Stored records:

################

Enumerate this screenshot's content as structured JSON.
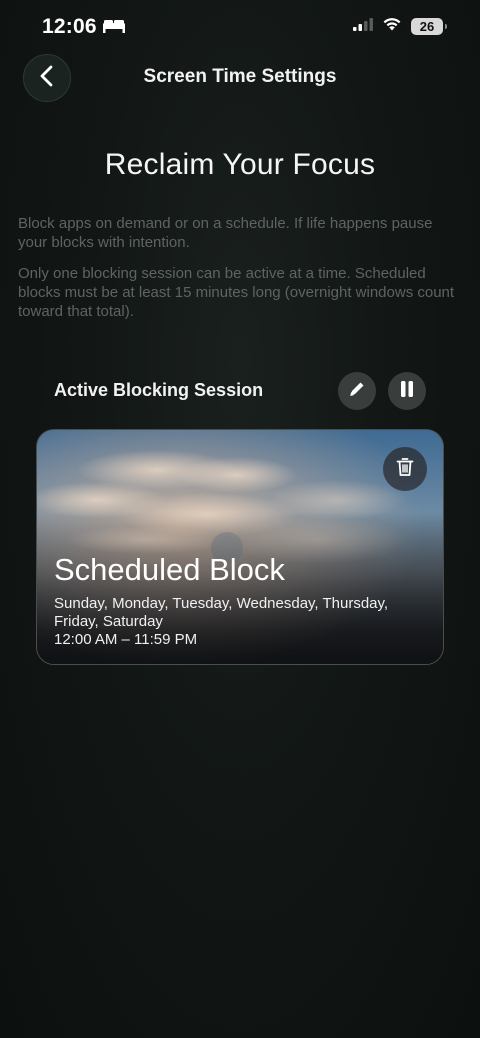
{
  "status_bar": {
    "time": "12:06",
    "battery": "26"
  },
  "header": {
    "title": "Screen Time Settings"
  },
  "hero": {
    "title": "Reclaim Your Focus",
    "description_1": "Block apps on demand or on a schedule. If life happens pause your blocks with intention.",
    "description_2": "Only one blocking session can be active at a time. Scheduled blocks must be at least 15 minutes long (overnight windows count toward that total)."
  },
  "active_session": {
    "label": "Active Blocking Session",
    "card": {
      "title": "Scheduled Block",
      "days": "Sunday, Monday, Tuesday, Wednesday, Thursday, Friday, Saturday",
      "time_range": "12:00 AM – 11:59 PM"
    }
  },
  "icons": {
    "back": "chevron-left-icon",
    "edit": "pencil-icon",
    "pause": "pause-icon",
    "delete": "trash-icon",
    "sleep": "bed-icon",
    "signal": "cellular-signal-icon",
    "wifi": "wifi-icon",
    "battery": "battery-icon"
  },
  "colors": {
    "background": "#121715",
    "muted_text": "#5e6462",
    "button_bg": "#393d3c"
  }
}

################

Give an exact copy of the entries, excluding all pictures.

- Output of the task -
Enumerate this screenshot's content as structured JSON.
{
  "status_bar": {
    "time": "12:06",
    "battery": "26"
  },
  "header": {
    "title": "Screen Time Settings"
  },
  "hero": {
    "title": "Reclaim Your Focus",
    "description_1": "Block apps on demand or on a schedule. If life happens pause your blocks with intention.",
    "description_2": "Only one blocking session can be active at a time. Scheduled blocks must be at least 15 minutes long (overnight windows count toward that total)."
  },
  "active_session": {
    "label": "Active Blocking Session",
    "card": {
      "title": "Scheduled Block",
      "days": "Sunday, Monday, Tuesday, Wednesday, Thursday, Friday, Saturday",
      "time_range": "12:00 AM – 11:59 PM"
    }
  },
  "icons": {
    "back": "chevron-left-icon",
    "edit": "pencil-icon",
    "pause": "pause-icon",
    "delete": "trash-icon",
    "sleep": "bed-icon",
    "signal": "cellular-signal-icon",
    "wifi": "wifi-icon",
    "battery": "battery-icon"
  },
  "colors": {
    "background": "#121715",
    "muted_text": "#5e6462",
    "button_bg": "#393d3c"
  }
}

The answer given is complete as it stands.